Getting sick is never fun, especially when you are abroad. Every time I stayed at ChiliBlue in Sydney, I seemed to get sick, in fact, I was almost constantly sick when I was there. It sucked. I have a pretty good immune system, maybe get sick once a year (and when I did, it was bad). So I was obviously dumbfounded that I couldn’t shake the constant cough and phlegm in the back of my throat. I sounded like I had smoked for 50 years or something, it was awful. I wasn’t the only one either, everyone was sick and that probably didn’t help the situation. You would finally get over one spell only to be hit by a new bug. Ick.
The most obvious reason we all kept getting sick was because we all came from different parts of the world, plain and simple. We all had different strains of something and were constantly around each other so naturally, we caught what everyone else had. After a while, your immune system builds up a natural defence and I can only imagine how strong mine is now after a miserable two months. There are ways to mitigate catching something, most are common sense but by following these simple steps, you can avoid being sick all the time.
First, the best thing to do is actually get sick. This may seem counter intuitive but it’s just best to get it over with because you are going to get sick. Just accept it. With the sharing of drinks, mold, and goon pong, you are constantly swapping germs with people whether you realise it or not. It’s gross to think about but it’s also a fact of life. Even if you don’t do that stuff, you are going to still catch something. By getting sick initially, you will boost your immune system and it will be more able to fight any other sickness you may catch. So go swap some drinks with people and get it over with.
After you initially get sick, drink plenty of fluids and not goon. Alcohol just prolongs the problem so try and stick to water if at all possible, Look into taking vitamin supplements as well. Emergency-C is a life savor and definitely helps you get over any cold you may catch faster than trying to tough it out. How long you are sick is ultimately up to you so take a lesson from your mother and practice good hygine after your initial sickness.
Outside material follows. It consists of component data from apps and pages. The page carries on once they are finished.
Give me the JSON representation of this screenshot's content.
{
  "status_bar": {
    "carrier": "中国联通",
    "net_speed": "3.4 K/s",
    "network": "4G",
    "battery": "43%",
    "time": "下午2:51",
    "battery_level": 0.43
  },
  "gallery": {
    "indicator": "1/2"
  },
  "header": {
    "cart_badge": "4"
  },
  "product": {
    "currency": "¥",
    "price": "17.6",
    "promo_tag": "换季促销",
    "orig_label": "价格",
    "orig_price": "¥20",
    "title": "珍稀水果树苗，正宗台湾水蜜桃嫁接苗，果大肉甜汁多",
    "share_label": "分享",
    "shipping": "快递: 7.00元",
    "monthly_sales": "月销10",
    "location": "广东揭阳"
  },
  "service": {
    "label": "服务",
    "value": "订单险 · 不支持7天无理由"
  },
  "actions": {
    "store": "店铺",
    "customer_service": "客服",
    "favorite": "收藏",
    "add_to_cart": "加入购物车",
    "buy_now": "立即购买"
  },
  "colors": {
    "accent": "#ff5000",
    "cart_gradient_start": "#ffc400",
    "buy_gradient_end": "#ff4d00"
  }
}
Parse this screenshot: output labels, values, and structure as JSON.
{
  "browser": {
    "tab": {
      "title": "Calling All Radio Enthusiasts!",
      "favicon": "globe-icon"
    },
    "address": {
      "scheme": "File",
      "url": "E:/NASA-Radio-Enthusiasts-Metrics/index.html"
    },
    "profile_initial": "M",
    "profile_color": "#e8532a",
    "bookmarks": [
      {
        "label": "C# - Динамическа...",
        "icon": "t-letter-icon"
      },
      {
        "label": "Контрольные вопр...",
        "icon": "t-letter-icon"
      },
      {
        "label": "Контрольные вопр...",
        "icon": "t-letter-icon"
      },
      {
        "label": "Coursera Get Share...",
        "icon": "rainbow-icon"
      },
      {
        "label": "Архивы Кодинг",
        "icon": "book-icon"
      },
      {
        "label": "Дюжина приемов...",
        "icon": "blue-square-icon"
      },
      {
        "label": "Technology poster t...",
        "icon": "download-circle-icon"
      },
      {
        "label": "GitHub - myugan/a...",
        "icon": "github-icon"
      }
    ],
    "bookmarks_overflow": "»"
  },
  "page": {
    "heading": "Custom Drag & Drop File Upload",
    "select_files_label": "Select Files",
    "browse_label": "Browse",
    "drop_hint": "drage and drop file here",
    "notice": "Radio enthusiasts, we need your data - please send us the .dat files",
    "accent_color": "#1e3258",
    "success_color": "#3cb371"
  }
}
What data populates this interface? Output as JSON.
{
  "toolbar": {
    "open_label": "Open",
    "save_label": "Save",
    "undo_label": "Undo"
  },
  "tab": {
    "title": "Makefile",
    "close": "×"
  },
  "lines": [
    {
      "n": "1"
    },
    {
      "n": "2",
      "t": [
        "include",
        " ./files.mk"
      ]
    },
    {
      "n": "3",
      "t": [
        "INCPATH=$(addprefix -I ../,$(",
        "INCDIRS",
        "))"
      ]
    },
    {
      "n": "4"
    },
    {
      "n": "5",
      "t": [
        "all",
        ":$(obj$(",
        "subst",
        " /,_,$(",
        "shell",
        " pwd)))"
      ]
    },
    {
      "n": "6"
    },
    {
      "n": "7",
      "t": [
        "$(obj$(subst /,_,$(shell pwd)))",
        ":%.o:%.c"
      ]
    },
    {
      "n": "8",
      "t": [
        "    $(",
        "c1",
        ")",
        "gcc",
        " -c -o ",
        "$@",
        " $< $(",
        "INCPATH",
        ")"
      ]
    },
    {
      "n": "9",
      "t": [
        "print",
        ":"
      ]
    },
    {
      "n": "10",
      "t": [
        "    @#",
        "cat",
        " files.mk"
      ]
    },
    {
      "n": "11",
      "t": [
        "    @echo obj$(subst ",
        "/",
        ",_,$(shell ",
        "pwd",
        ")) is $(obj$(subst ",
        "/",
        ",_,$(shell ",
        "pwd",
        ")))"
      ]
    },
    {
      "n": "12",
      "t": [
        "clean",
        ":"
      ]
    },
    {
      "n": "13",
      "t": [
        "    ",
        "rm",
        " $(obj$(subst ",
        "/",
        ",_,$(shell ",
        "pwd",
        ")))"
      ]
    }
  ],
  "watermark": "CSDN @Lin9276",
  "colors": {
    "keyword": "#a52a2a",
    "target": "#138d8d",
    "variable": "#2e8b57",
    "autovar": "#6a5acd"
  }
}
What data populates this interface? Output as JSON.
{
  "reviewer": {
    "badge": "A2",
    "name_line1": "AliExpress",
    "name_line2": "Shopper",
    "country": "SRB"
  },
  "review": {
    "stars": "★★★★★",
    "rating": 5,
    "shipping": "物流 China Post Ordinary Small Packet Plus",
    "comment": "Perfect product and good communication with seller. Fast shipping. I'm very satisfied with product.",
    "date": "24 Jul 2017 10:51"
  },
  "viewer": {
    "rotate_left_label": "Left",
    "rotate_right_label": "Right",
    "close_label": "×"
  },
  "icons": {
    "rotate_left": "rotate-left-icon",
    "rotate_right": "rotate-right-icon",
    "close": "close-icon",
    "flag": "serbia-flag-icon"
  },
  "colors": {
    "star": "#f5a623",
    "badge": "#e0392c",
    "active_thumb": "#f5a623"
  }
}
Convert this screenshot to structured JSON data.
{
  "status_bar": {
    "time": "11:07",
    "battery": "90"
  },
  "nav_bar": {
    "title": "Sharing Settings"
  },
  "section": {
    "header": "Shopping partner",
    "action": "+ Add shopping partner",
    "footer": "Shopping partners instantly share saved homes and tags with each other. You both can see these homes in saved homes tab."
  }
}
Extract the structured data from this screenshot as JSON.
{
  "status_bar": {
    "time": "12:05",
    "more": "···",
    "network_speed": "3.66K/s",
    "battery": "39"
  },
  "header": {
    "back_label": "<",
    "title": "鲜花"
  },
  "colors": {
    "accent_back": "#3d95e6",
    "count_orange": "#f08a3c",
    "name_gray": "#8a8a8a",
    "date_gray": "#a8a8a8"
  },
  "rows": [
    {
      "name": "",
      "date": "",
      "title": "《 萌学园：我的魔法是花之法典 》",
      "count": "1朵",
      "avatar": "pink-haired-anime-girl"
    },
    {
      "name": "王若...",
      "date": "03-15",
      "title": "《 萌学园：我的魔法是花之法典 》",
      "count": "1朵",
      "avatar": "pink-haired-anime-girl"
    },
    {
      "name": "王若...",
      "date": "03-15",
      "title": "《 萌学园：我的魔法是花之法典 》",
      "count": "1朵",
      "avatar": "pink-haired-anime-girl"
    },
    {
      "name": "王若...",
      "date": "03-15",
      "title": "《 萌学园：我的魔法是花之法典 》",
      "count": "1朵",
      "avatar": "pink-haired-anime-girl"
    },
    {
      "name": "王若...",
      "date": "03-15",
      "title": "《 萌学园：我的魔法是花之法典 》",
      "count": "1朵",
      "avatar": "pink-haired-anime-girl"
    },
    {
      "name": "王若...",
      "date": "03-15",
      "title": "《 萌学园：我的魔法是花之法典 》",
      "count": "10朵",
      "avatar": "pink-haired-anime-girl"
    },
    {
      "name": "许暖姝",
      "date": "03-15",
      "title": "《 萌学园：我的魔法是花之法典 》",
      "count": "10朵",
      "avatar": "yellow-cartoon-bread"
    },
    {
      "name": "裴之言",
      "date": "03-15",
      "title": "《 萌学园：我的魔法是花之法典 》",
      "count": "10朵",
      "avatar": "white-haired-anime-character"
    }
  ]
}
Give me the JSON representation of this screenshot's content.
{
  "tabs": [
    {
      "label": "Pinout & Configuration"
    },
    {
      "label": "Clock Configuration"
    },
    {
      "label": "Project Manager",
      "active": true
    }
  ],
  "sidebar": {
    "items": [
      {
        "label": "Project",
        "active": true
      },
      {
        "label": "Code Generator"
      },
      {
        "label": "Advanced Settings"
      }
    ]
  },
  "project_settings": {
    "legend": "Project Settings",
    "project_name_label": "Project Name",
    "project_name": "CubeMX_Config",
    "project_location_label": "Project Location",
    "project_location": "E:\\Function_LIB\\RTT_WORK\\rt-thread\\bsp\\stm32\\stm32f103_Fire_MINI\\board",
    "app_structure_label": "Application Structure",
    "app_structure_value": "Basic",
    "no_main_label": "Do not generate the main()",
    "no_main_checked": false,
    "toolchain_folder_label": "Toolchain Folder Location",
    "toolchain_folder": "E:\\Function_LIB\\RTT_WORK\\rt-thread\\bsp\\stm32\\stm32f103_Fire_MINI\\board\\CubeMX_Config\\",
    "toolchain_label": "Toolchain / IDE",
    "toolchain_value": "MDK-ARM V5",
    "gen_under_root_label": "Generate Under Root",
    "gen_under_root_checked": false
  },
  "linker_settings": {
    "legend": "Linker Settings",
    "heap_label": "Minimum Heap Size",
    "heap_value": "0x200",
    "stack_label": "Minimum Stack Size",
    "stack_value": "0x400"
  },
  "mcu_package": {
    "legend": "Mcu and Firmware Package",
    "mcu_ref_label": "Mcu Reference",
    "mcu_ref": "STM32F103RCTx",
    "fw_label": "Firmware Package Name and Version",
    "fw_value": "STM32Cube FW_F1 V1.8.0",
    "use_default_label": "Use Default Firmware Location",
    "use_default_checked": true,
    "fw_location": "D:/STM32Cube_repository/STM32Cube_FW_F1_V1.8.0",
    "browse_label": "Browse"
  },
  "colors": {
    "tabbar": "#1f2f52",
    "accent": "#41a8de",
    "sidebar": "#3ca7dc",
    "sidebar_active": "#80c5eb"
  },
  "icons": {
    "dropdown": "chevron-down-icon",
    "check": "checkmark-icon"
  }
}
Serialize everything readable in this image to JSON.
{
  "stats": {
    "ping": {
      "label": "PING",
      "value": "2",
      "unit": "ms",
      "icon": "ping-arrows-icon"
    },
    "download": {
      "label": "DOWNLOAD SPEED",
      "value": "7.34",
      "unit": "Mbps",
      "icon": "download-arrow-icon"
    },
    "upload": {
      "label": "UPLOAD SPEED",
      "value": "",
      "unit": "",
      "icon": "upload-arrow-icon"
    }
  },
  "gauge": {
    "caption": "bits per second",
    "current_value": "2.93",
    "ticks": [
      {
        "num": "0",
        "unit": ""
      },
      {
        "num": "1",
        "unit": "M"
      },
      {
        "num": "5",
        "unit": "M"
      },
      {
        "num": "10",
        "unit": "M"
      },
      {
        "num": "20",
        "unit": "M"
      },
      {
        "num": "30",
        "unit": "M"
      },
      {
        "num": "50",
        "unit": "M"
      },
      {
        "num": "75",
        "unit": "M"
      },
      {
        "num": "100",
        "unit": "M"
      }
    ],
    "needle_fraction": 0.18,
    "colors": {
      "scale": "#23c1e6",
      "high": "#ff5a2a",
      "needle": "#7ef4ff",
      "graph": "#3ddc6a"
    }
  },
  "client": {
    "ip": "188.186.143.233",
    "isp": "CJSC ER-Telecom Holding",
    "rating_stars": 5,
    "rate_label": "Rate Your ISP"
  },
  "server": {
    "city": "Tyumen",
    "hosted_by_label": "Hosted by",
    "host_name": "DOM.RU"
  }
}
Now ChiliBlue, it was much harder to get over a cold. The prime reason for this was the lack of hygiene. We didn’t have soap dispensers in the bathroom so obviously many people skipped washing their hands, especially if they were drinking. When something you are used to being there such as a soap dispenser is no longer there, it is very easy to forget to wash your hands. Invest in a hand sanitiser. This is extremely important after your first cold as it will help prevent future colds or at least in someway mitigate the severity.
What truly saved my ass was antibiotics. Lucky for me, my friend omitted was able to send me some and that is what finally got me over the last hurdle. If you do not have access to antibiotics or any friends that are on some, go see a doctor. Antibiotics are easily obtained through a prescription and are very inexpensive abroad. Remember, finish all of them otherwise you will compromise your immune system further and further antibiotic treatments may not be as effective.
To Sum It Up
- Hand sanitiser is your friend when soap is unavailable
- After initially getting sick, wash your hands and frequently
- Drink plenty of fluids, not goon
- Take a vitamin C supplement if possible
- Avoid sharing the same cups or drinks with other people, even if they aren’t sick, you are most contagious right before symptoms appear.
- Wash your clothes and bed sheets frequently
- The advise your mother gave you when you were younger was good, follow it